### Instructions to follow
Write the records out exactly, so that no picture remains in the copy.
___ Input records ___
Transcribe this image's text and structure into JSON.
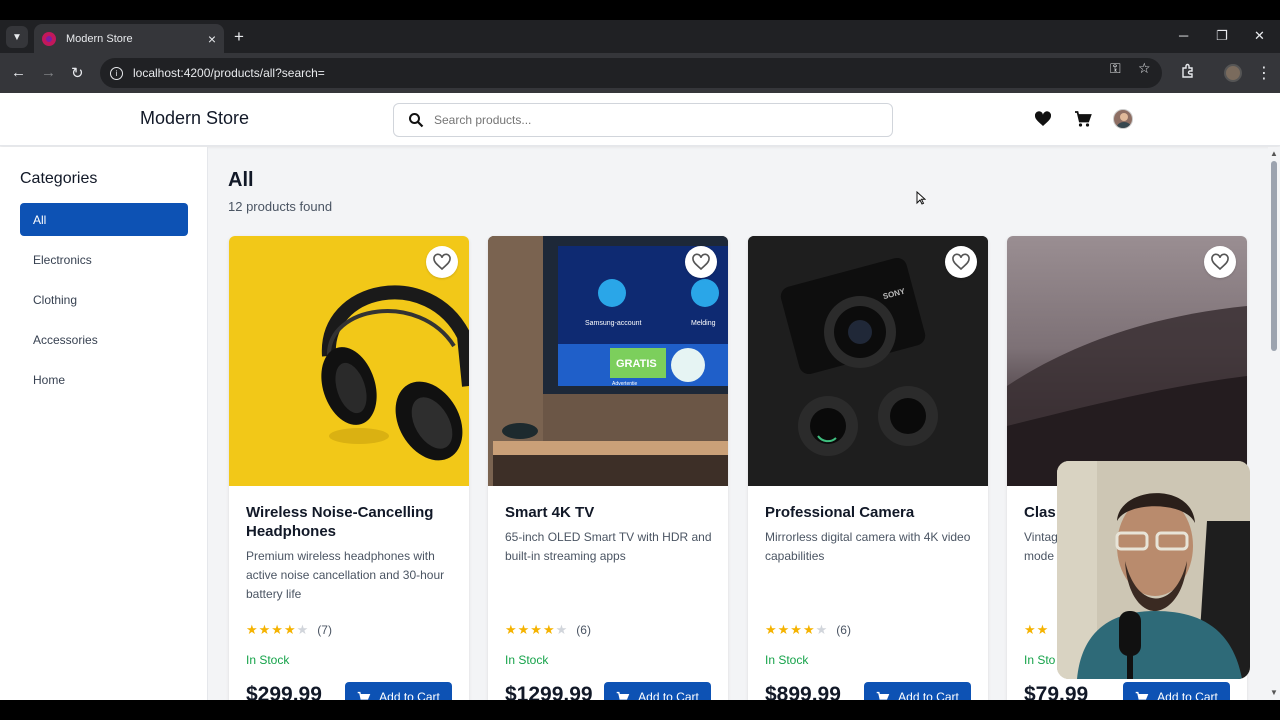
{
  "browser": {
    "tab_title": "Modern Store",
    "url": "localhost:4200/products/all?search="
  },
  "header": {
    "brand": "Modern Store",
    "search_placeholder": "Search products..."
  },
  "sidebar": {
    "title": "Categories",
    "items": [
      {
        "label": "All",
        "active": true
      },
      {
        "label": "Electronics",
        "active": false
      },
      {
        "label": "Clothing",
        "active": false
      },
      {
        "label": "Accessories",
        "active": false
      },
      {
        "label": "Home",
        "active": false
      }
    ]
  },
  "main": {
    "title": "All",
    "count_text": "12 products found",
    "products": [
      {
        "name": "Wireless Noise-Cancelling Headphones",
        "description": "Premium wireless headphones with active noise cancellation and 30-hour battery life",
        "rating": 4,
        "reviews": "(7)",
        "stock": "In Stock",
        "price": "$299.99",
        "button": "Add to Cart"
      },
      {
        "name": "Smart 4K TV",
        "description": "65-inch OLED Smart TV with HDR and built-in streaming apps",
        "rating": 4,
        "reviews": "(6)",
        "stock": "In Stock",
        "price": "$1299.99",
        "button": "Add to Cart"
      },
      {
        "name": "Professional Camera",
        "description": "Mirrorless digital camera with 4K video capabilities",
        "rating": 4,
        "reviews": "(6)",
        "stock": "In Stock",
        "price": "$899.99",
        "button": "Add to Cart"
      },
      {
        "name": "Clas",
        "description": "Vintag",
        "description2": "mode",
        "rating": 4,
        "reviews": "",
        "stock": "In Sto",
        "price": "$79.99",
        "button": "Add to Cart"
      }
    ],
    "tv_screen": {
      "label1": "Samsung-account",
      "label2": "Melding",
      "label3": "GRATIS",
      "label4": "Advertentie"
    },
    "camera_brand": "SONY"
  },
  "colors": {
    "accent": "#0d52b4",
    "stock": "#16a34a",
    "star": "#f5b301"
  }
}
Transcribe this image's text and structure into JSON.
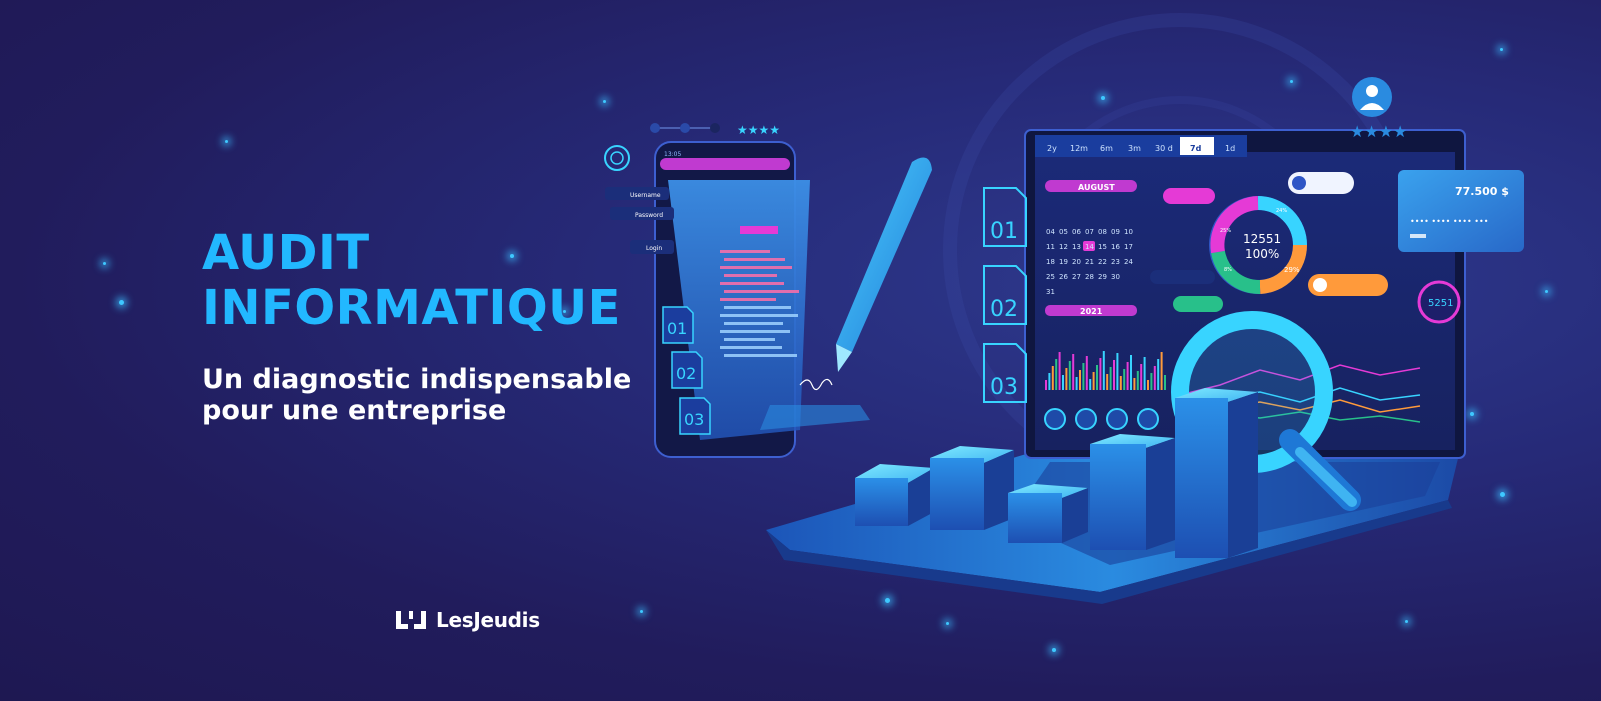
{
  "headline": {
    "line1": "AUDIT",
    "line2": "INFORMATIQUE"
  },
  "subheadline": {
    "line1": "Un diagnostic indispensable",
    "line2": "pour une entreprise"
  },
  "brand": {
    "name": "LesJeudis"
  },
  "illustration": {
    "time_tabs": [
      "2y",
      "12m",
      "6m",
      "3m",
      "30 d",
      "7d",
      "1d"
    ],
    "active_tab": "7d",
    "calendar_month": "AUGUST",
    "calendar_year": "2021",
    "calendar_highlight": "14",
    "calendar_rows": [
      [
        "04",
        "05",
        "06",
        "07",
        "08",
        "09",
        "10"
      ],
      [
        "11",
        "12",
        "13",
        "14",
        "15",
        "16",
        "17"
      ],
      [
        "18",
        "19",
        "20",
        "21",
        "22",
        "23",
        "24"
      ],
      [
        "25",
        "26",
        "27",
        "28",
        "29",
        "30",
        ""
      ],
      [
        "31",
        "",
        "",
        "",
        "",
        "",
        ""
      ]
    ],
    "donut_value": "12551",
    "donut_percent": "100%",
    "donut_labels": [
      "24%",
      "29%",
      "25%",
      "8%"
    ],
    "card_amount": "77.500 $",
    "card_dots": "•••• •••• •••• •••",
    "badge_number": "5251",
    "side_tabs": [
      "01",
      "02",
      "03"
    ],
    "phone_tabs": [
      "01",
      "02",
      "03"
    ],
    "login_fields": [
      "Username",
      "Password"
    ],
    "login_button": "Login",
    "time": "13:05",
    "stars": "★★★★",
    "colors": {
      "accent": "#22b8ff",
      "background": "#221f5e",
      "neon_cyan": "#38e0ff",
      "magenta": "#e53ad6",
      "orange": "#ff9a3b"
    }
  }
}
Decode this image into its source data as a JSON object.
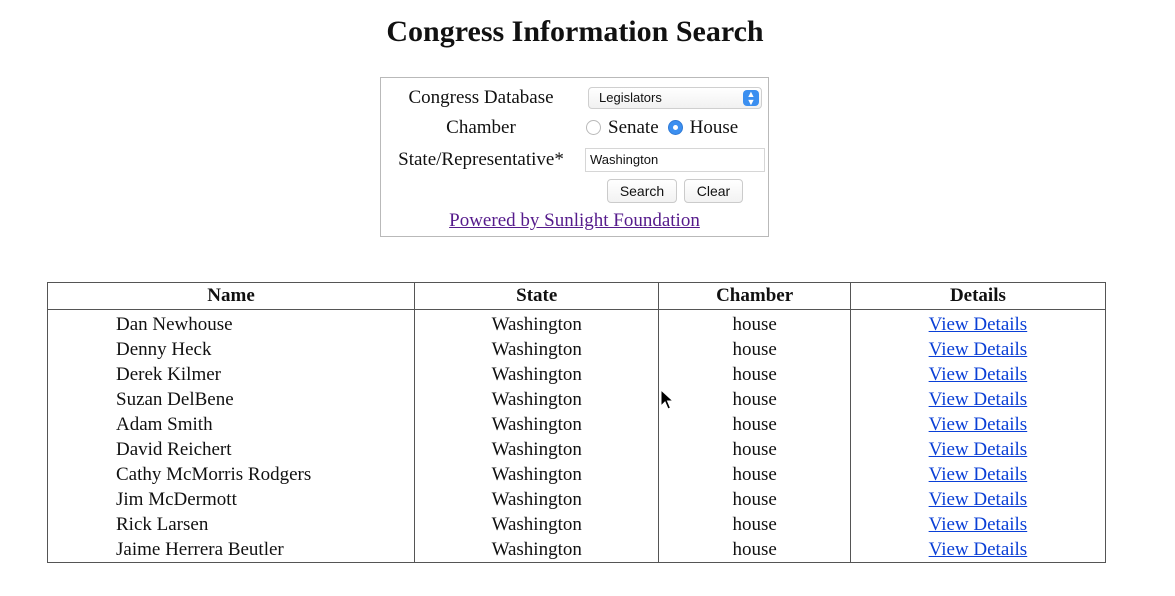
{
  "page": {
    "title": "Congress Information Search"
  },
  "form": {
    "database_label": "Congress Database",
    "database_value": "Legislators",
    "chamber_label": "Chamber",
    "chamber_options": [
      "Senate",
      "House"
    ],
    "chamber_selected": "House",
    "keyword_label": "State/Representative*",
    "keyword_value": "Washington",
    "search_label": "Search",
    "clear_label": "Clear",
    "powered_by": "Powered by Sunlight Foundation"
  },
  "table": {
    "headers": [
      "Name",
      "State",
      "Chamber",
      "Details"
    ],
    "details_link": "View Details",
    "rows": [
      {
        "name": "Dan Newhouse",
        "state": "Washington",
        "chamber": "house"
      },
      {
        "name": "Denny Heck",
        "state": "Washington",
        "chamber": "house"
      },
      {
        "name": "Derek Kilmer",
        "state": "Washington",
        "chamber": "house"
      },
      {
        "name": "Suzan DelBene",
        "state": "Washington",
        "chamber": "house"
      },
      {
        "name": "Adam Smith",
        "state": "Washington",
        "chamber": "house"
      },
      {
        "name": "David Reichert",
        "state": "Washington",
        "chamber": "house"
      },
      {
        "name": "Cathy McMorris Rodgers",
        "state": "Washington",
        "chamber": "house"
      },
      {
        "name": "Jim McDermott",
        "state": "Washington",
        "chamber": "house"
      },
      {
        "name": "Rick Larsen",
        "state": "Washington",
        "chamber": "house"
      },
      {
        "name": "Jaime Herrera Beutler",
        "state": "Washington",
        "chamber": "house"
      }
    ]
  },
  "colors": {
    "link_visited": "#551a8b",
    "link": "#0a3fd6",
    "accent": "#3b8ff0"
  },
  "icons": {
    "select_arrow": "updown-chevron-icon",
    "cursor": "mouse-pointer-icon"
  }
}
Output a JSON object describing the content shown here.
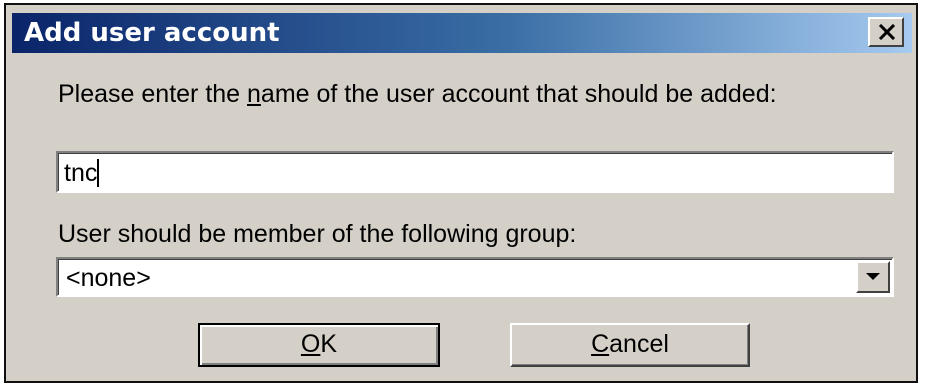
{
  "window": {
    "title": "Add user account",
    "close_icon": "close-icon"
  },
  "prompt": {
    "before_mnemonic": "Please enter the ",
    "mnemonic": "n",
    "after_mnemonic": "ame of the user account that should be added:"
  },
  "username_input": {
    "value": "tnc"
  },
  "group": {
    "label_before_mnemonic": "User should be member of the following ",
    "label_mnemonic": "g",
    "label_after_mnemonic": "roup:",
    "selected_value": "<none>",
    "arrow_icon": "chevron-down-icon"
  },
  "buttons": {
    "ok_mnemonic": "O",
    "ok_rest": "K",
    "cancel_mnemonic": "C",
    "cancel_rest": "ancel"
  },
  "colors": {
    "dialog_face": "#d4d0c8",
    "titlebar_start": "#0a246a",
    "titlebar_end": "#a6caf0"
  }
}
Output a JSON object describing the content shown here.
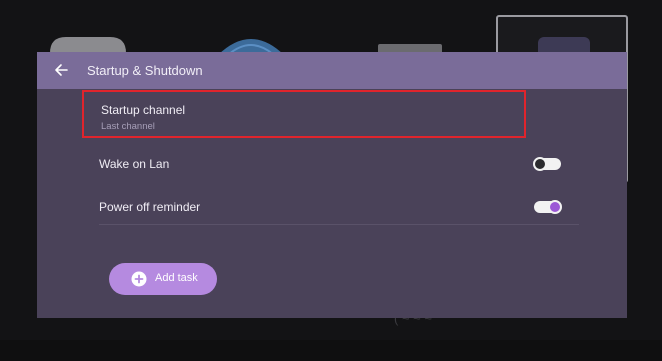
{
  "dialog": {
    "title": "Startup & Shutdown"
  },
  "settings": {
    "startup_channel": {
      "title": "Startup channel",
      "value": "Last channel"
    },
    "wake_on_lan": {
      "label": "Wake on Lan",
      "enabled": false
    },
    "power_off_reminder": {
      "label": "Power off reminder",
      "enabled": true
    }
  },
  "add_task": {
    "label": "Add task"
  },
  "colors": {
    "header": "#7a6c99",
    "panel": "#4a4259",
    "highlight": "#e0242c",
    "accent": "#9b58d6",
    "button": "#b58ae0"
  },
  "icons": {
    "back": "arrow-left-icon",
    "add": "plus-circle-icon"
  }
}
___
### Completed task
Transcribe this image's text and structure into JSON.
{
  "browser": {
    "tab_title": "Modern Store",
    "url": "localhost:4200/products/all?search="
  },
  "header": {
    "brand": "Modern Store",
    "search_placeholder": "Search products..."
  },
  "sidebar": {
    "title": "Categories",
    "items": [
      {
        "label": "All",
        "active": true
      },
      {
        "label": "Electronics",
        "active": false
      },
      {
        "label": "Clothing",
        "active": false
      },
      {
        "label": "Accessories",
        "active": false
      },
      {
        "label": "Home",
        "active": false
      }
    ]
  },
  "main": {
    "title": "All",
    "count_text": "12 products found",
    "products": [
      {
        "name": "Wireless Noise-Cancelling Headphones",
        "description": "Premium wireless headphones with active noise cancellation and 30-hour battery life",
        "rating": 4,
        "reviews": "(7)",
        "stock": "In Stock",
        "price": "$299.99",
        "button": "Add to Cart"
      },
      {
        "name": "Smart 4K TV",
        "description": "65-inch OLED Smart TV with HDR and built-in streaming apps",
        "rating": 4,
        "reviews": "(6)",
        "stock": "In Stock",
        "price": "$1299.99",
        "button": "Add to Cart"
      },
      {
        "name": "Professional Camera",
        "description": "Mirrorless digital camera with 4K video capabilities",
        "rating": 4,
        "reviews": "(6)",
        "stock": "In Stock",
        "price": "$899.99",
        "button": "Add to Cart"
      },
      {
        "name": "Clas",
        "description": "Vintag",
        "description2": "mode",
        "rating": 4,
        "reviews": "",
        "stock": "In Sto",
        "price": "$79.99",
        "button": "Add to Cart"
      }
    ],
    "tv_screen": {
      "label1": "Samsung-account",
      "label2": "Melding",
      "label3": "GRATIS",
      "label4": "Advertentie"
    },
    "camera_brand": "SONY"
  },
  "colors": {
    "accent": "#0d52b4",
    "stock": "#16a34a",
    "star": "#f5b301"
  }
}
Transcribe this image's text and structure into JSON.
{
  "headline": {
    "line1": "AUDIT",
    "line2": "INFORMATIQUE"
  },
  "subheadline": {
    "line1": "Un diagnostic indispensable",
    "line2": "pour une entreprise"
  },
  "brand": {
    "name": "LesJeudis"
  },
  "illustration": {
    "time_tabs": [
      "2y",
      "12m",
      "6m",
      "3m",
      "30 d",
      "7d",
      "1d"
    ],
    "active_tab": "7d",
    "calendar_month": "AUGUST",
    "calendar_year": "2021",
    "calendar_highlight": "14",
    "calendar_rows": [
      [
        "04",
        "05",
        "06",
        "07",
        "08",
        "09",
        "10"
      ],
      [
        "11",
        "12",
        "13",
        "14",
        "15",
        "16",
        "17"
      ],
      [
        "18",
        "19",
        "20",
        "21",
        "22",
        "23",
        "24"
      ],
      [
        "25",
        "26",
        "27",
        "28",
        "29",
        "30",
        ""
      ],
      [
        "31",
        "",
        "",
        "",
        "",
        "",
        ""
      ]
    ],
    "donut_value": "12551",
    "donut_percent": "100%",
    "donut_labels": [
      "24%",
      "29%",
      "25%",
      "8%"
    ],
    "card_amount": "77.500 $",
    "card_dots": "•••• •••• •••• •••",
    "badge_number": "5251",
    "side_tabs": [
      "01",
      "02",
      "03"
    ],
    "phone_tabs": [
      "01",
      "02",
      "03"
    ],
    "login_fields": [
      "Username",
      "Password"
    ],
    "login_button": "Login",
    "time": "13:05",
    "stars": "★★★★",
    "colors": {
      "accent": "#22b8ff",
      "background": "#221f5e",
      "neon_cyan": "#38e0ff",
      "magenta": "#e53ad6",
      "orange": "#ff9a3b"
    }
  }
}
Decode this image into its source data as a JSON object.
{
  "page": {
    "title": "Congress Information Search"
  },
  "form": {
    "database_label": "Congress Database",
    "database_value": "Legislators",
    "chamber_label": "Chamber",
    "chamber_options": [
      "Senate",
      "House"
    ],
    "chamber_selected": "House",
    "keyword_label": "State/Representative*",
    "keyword_value": "Washington",
    "search_label": "Search",
    "clear_label": "Clear",
    "powered_by": "Powered by Sunlight Foundation"
  },
  "table": {
    "headers": [
      "Name",
      "State",
      "Chamber",
      "Details"
    ],
    "details_link": "View Details",
    "rows": [
      {
        "name": "Dan Newhouse",
        "state": "Washington",
        "chamber": "house"
      },
      {
        "name": "Denny Heck",
        "state": "Washington",
        "chamber": "house"
      },
      {
        "name": "Derek Kilmer",
        "state": "Washington",
        "chamber": "house"
      },
      {
        "name": "Suzan DelBene",
        "state": "Washington",
        "chamber": "house"
      },
      {
        "name": "Adam Smith",
        "state": "Washington",
        "chamber": "house"
      },
      {
        "name": "David Reichert",
        "state": "Washington",
        "chamber": "house"
      },
      {
        "name": "Cathy McMorris Rodgers",
        "state": "Washington",
        "chamber": "house"
      },
      {
        "name": "Jim McDermott",
        "state": "Washington",
        "chamber": "house"
      },
      {
        "name": "Rick Larsen",
        "state": "Washington",
        "chamber": "house"
      },
      {
        "name": "Jaime Herrera Beutler",
        "state": "Washington",
        "chamber": "house"
      }
    ]
  },
  "colors": {
    "link_visited": "#551a8b",
    "link": "#0a3fd6",
    "accent": "#3b8ff0"
  },
  "icons": {
    "select_arrow": "updown-chevron-icon",
    "cursor": "mouse-pointer-icon"
  }
}
Output a JSON object describing the content shown here.
{
  "window": {
    "title": "Add user account",
    "close_icon": "close-icon"
  },
  "prompt": {
    "before_mnemonic": "Please enter the ",
    "mnemonic": "n",
    "after_mnemonic": "ame of the user account that should be added:"
  },
  "username_input": {
    "value": "tnc"
  },
  "group": {
    "label_before_mnemonic": "User should be member of the following ",
    "label_mnemonic": "g",
    "label_after_mnemonic": "roup:",
    "selected_value": "<none>",
    "arrow_icon": "chevron-down-icon"
  },
  "buttons": {
    "ok_mnemonic": "O",
    "ok_rest": "K",
    "cancel_mnemonic": "C",
    "cancel_rest": "ancel"
  },
  "colors": {
    "dialog_face": "#d4d0c8",
    "titlebar_start": "#0a246a",
    "titlebar_end": "#a6caf0"
  }
}
Output a JSON object describing the content shown here.
{
  "dialog": {
    "title": "Startup & Shutdown"
  },
  "settings": {
    "startup_channel": {
      "title": "Startup channel",
      "value": "Last channel"
    },
    "wake_on_lan": {
      "label": "Wake on Lan",
      "enabled": false
    },
    "power_off_reminder": {
      "label": "Power off reminder",
      "enabled": true
    }
  },
  "add_task": {
    "label": "Add task"
  },
  "colors": {
    "header": "#7a6c99",
    "panel": "#4a4259",
    "highlight": "#e0242c",
    "accent": "#9b58d6",
    "button": "#b58ae0"
  },
  "icons": {
    "back": "arrow-left-icon",
    "add": "plus-circle-icon"
  }
}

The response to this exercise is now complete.